Evelyn, who lives one hundred miles away, visits her mother, Marie, who suffers from dementia, and finds she is in a seriously weakened state from diarrhea and dehydration. She contacts sister, Jane, who lives a similar distance from their mother, to inform her. Upon further investigation, Evelyn discovers that her brother, Ralph, has been mixing a box of X-Lax into their mother’s food over the past three weeks. Ralph, who is in debt, is apparently attempting to rush his inheritance of one-third of the family ranch. What can Evelyn do to protect her mother?

Emergency situations, such as the one in the hypothetical situation, call for the remedy of a temporary guardianship. The existence of financial exploitation by a relative, friend or caregiver represents another example in which a temporary guardianship is appropriate. 

 Evelyn should immediately contact a lawyer who can file an application to establish a temporary guardianship for her mother. Applications for temporary guardianship take precedence over any other matter that the court must hear except other matters of a similar nature. Therefore, Evelyn can count on quick results.

If the temporary guardianship is granted, it will be automatically terminated at the end of 60 days, unless it is contested. If contested, the court will have the authority to extend the temporary guardianship until the contested issues are resolved in court.

The applicant must give Marie notice that the guardianship is being filed. Although it is not necessary to give Ralph notice, Evelyn realizes that, as a practical matter, Ralph will undoubtedly learn of the filing. Therefore, she anticipates he will contest it.   

Evelyn’s elder sister, Jane, who has always thought her judgment was superior to her sister’s, insists they be named as co-guardians. The lawyer explains that Texas does not allow co-guardians to be appointed. Jane eventually consents to Evelyn’s filing as proposed guardian.

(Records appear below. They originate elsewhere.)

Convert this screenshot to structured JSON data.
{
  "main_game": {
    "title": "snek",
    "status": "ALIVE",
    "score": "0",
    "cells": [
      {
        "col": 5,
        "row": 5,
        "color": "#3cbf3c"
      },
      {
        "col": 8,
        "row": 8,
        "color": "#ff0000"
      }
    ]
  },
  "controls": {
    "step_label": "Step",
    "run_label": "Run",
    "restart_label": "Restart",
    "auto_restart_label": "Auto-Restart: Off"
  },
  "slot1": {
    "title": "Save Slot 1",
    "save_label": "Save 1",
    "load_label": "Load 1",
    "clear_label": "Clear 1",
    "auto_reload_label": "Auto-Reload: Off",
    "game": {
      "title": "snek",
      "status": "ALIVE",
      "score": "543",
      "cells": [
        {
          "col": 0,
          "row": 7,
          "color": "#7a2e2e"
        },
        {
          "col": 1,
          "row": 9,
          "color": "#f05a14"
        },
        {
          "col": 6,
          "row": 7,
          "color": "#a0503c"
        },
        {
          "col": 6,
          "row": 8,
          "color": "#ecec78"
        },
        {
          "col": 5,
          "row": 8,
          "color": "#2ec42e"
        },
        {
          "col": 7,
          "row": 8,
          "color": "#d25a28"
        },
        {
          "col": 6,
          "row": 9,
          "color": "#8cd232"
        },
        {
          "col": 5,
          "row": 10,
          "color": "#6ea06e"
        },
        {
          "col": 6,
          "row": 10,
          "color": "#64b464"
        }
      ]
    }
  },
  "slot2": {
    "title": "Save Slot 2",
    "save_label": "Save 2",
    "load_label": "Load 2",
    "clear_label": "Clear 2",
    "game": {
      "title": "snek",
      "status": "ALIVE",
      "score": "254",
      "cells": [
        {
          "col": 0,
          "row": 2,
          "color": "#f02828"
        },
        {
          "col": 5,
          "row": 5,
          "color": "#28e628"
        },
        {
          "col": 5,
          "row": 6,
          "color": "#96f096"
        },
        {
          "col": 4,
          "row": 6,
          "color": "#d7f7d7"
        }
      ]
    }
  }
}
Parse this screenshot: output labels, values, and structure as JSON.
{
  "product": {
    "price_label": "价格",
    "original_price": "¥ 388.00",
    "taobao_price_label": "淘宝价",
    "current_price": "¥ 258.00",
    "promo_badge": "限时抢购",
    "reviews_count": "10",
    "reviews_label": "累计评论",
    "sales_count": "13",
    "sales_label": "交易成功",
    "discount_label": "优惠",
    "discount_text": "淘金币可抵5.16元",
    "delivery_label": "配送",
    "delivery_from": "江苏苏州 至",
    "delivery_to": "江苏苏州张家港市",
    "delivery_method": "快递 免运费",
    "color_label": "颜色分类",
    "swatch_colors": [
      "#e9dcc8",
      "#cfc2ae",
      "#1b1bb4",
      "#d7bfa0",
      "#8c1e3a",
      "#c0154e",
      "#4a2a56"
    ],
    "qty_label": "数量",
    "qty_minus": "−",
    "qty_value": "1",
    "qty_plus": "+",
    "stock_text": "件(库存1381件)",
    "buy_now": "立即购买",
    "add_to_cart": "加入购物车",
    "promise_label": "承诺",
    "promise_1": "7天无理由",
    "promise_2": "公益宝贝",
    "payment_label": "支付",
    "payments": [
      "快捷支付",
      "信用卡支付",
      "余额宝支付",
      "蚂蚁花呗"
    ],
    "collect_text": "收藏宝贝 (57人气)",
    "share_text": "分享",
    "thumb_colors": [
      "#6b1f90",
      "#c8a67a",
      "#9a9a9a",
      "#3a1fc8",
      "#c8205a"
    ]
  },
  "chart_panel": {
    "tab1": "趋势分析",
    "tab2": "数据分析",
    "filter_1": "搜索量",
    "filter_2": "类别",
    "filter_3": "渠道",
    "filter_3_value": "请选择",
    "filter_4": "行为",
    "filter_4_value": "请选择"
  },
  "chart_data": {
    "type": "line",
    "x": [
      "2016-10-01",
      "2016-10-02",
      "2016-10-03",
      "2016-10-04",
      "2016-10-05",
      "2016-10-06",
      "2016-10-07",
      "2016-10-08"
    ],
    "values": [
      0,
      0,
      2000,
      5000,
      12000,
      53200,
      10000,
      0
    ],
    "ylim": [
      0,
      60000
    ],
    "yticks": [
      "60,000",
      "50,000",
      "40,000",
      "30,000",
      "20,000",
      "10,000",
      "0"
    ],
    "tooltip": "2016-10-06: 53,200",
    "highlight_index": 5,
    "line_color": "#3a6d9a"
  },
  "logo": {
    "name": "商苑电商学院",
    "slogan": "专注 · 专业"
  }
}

A physician’s statement of incapacity that would be required for a permanent guardianship is not necessary for the temporary. At the hearing, Evelyn must show substantial evidence that Marie is incapacitated and that the circumstances present probable cause to appoint a temporary guardian.

 

Sandra W. Reed is an attorney with Katten & Benson, an Elder Law firm in Fort Worth. She lives in beautiful Somervell County, near Chalk Mountain.